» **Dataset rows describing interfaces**
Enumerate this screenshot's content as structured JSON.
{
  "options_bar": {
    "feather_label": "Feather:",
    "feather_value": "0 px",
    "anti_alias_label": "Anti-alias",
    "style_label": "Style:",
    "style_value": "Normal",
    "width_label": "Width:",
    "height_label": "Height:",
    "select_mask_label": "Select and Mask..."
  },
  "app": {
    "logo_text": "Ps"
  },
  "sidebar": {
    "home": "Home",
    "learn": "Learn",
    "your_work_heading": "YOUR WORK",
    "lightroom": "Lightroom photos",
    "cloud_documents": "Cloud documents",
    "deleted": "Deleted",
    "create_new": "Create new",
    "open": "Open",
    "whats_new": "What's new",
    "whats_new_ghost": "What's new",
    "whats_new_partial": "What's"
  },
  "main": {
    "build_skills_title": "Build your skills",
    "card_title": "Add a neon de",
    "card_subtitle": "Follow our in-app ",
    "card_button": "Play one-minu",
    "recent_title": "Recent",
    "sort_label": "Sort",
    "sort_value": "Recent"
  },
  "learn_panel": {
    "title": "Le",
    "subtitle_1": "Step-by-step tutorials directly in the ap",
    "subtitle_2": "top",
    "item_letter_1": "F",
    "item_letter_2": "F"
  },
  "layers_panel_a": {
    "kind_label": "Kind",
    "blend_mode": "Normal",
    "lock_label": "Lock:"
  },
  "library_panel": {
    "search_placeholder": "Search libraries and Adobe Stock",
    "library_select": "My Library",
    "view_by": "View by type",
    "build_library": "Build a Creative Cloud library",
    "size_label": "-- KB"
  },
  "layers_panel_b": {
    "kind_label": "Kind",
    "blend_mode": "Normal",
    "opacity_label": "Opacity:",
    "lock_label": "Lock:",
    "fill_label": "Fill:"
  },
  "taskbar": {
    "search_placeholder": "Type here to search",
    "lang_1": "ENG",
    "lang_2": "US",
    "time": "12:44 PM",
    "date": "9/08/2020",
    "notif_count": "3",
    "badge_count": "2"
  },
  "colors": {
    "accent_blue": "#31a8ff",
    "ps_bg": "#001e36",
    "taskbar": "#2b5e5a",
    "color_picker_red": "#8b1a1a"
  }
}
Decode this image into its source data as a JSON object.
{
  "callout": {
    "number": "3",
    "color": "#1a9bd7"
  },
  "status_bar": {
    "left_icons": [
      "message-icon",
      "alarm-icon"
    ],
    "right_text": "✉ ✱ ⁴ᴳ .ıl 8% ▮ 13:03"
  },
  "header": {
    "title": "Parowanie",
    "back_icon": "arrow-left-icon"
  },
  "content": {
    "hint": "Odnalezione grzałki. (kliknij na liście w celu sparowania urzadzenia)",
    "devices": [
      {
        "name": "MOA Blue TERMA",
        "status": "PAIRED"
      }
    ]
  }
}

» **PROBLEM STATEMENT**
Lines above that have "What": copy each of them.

» **OUTPUT FOR THIS EXERCISE**
    "whats_new": "What's new",
    "whats_new_ghost": "What's new",
    "whats_new_partial": "What's"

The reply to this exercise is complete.